The project is to develop a feasibility model for predicting the spatio-temporal variation of Aerosol Optical Properties in marine and coastal Maritime Environment.
Taking into account the evolution of this environmental phenomenon created by the wind on the sea surface is performed using the coupling model MEDEX (LSEET / MIO) and the fine mesh forecast model AROME developed by METEO-FRANCE.
MEDEX estimates the marine aerosol particle size concentration as a function of wind speed, relative humidity and fetch, representing the distance over which the wind has spread over the sea. AROME provides the spatio-temporal variation of wind field in coastal areas.
The project is divided into three parts. We proceed first to semi automation of the marine aerosol measurement station from the island of Porquerolles. Modifying the MIO experimental station offers the possibility to remotely trigger particle concentration measures, without the need for daily human presence on the island. The choice of measurement periods is made according to weather and environmental conditions provided by Météo France and relevant to the study.
This approach allows to update the marine aerosol MEDEX model. Based on a significant number of local measurements, semi-empirical formulations of the model are evaluated and consolidated.
Finally, the software feasibility model coupling Medex and AROME is introduced.
From the spatial variation of different meteorological fields evaluated by AROME and particle size spectra provided by MEDEX, the horizontal distribution of marine aerosol optical properties is estimated. The fetch processing is revised to take into account the wind lines over the aerosol evaluation area. An experimental validation based on blackbody radiance measurements is used to show the need to take into account precisely mapping marine aerosols in tools for predicting optronic sensors performance.

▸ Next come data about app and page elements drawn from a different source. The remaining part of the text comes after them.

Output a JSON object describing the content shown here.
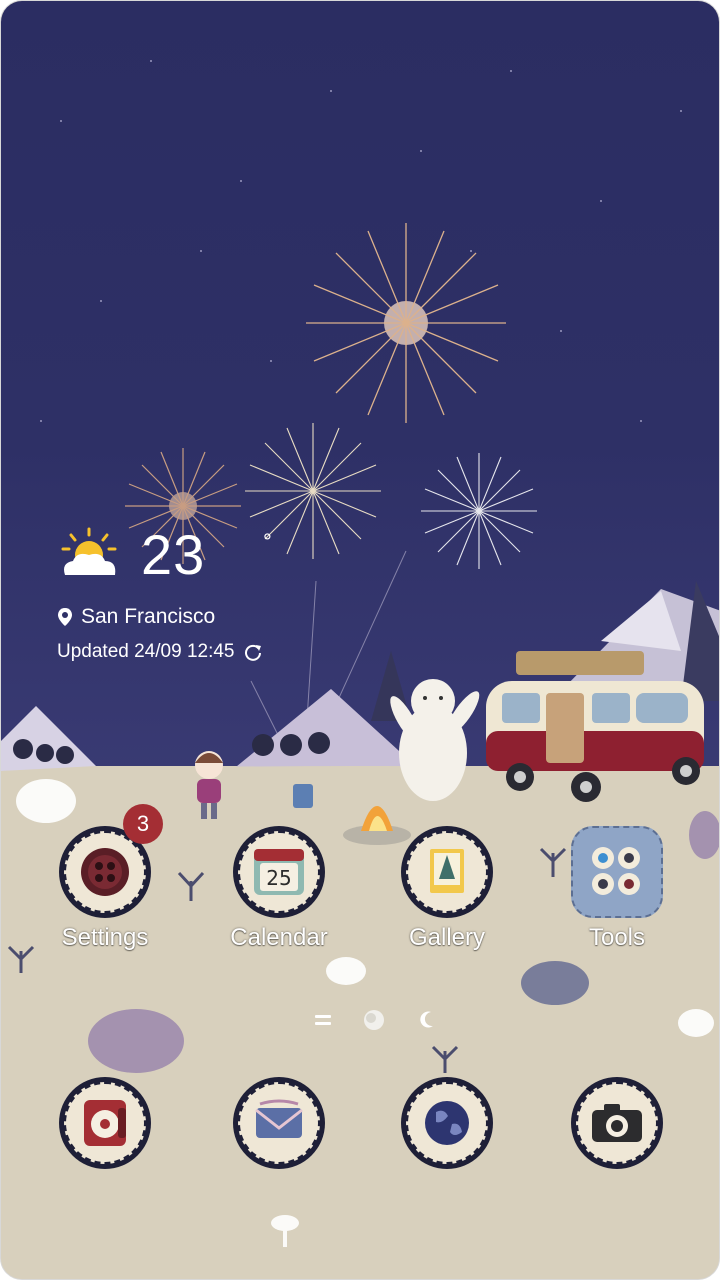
{
  "weather": {
    "temperature": "23",
    "degree_symbol": "°",
    "location": "San Francisco",
    "updated": "Updated 24/09 12:45",
    "icon": "partly-sunny-icon"
  },
  "apps": [
    {
      "label": "Settings",
      "badge": "3",
      "icon": "settings-button-icon"
    },
    {
      "label": "Calendar",
      "day": "25",
      "icon": "calendar-icon"
    },
    {
      "label": "Gallery",
      "icon": "gallery-icon"
    },
    {
      "label": "Tools",
      "icon": "folder-icon"
    }
  ],
  "dock": [
    {
      "icon": "phone-icon"
    },
    {
      "icon": "messages-icon"
    },
    {
      "icon": "internet-globe-icon"
    },
    {
      "icon": "camera-icon"
    }
  ],
  "pager": {
    "indicators": [
      "menu-lines-icon",
      "moon-dot-icon",
      "moon-crescent-icon"
    ],
    "active_index": 1
  },
  "colors": {
    "sky": "#2e3066",
    "ground": "#d8d0bd",
    "accent_red": "#a42e34",
    "ring": "#1e1f37"
  }
}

The map below shows an example of the spatial distribution in the region of Toulon (south of France) of the 10-micron particle size concentration and wind fields (speed and direction).
The aerosol spatial variation has an impact on the azimuthal distribution of atmospheric attenuation (see POAEMM logo) and therefore on the capabilities of an IRST system, to detect and identify a target. The following figure shows for a long fetch, the influence of wind speed on the DRI distance for a ship as tracking by a mid-infrared sensor.
The project is funded by the National Research Agency (ANR) in the 2011 ASTRID program (Specific Coaching for Works Research and Innovation Defence).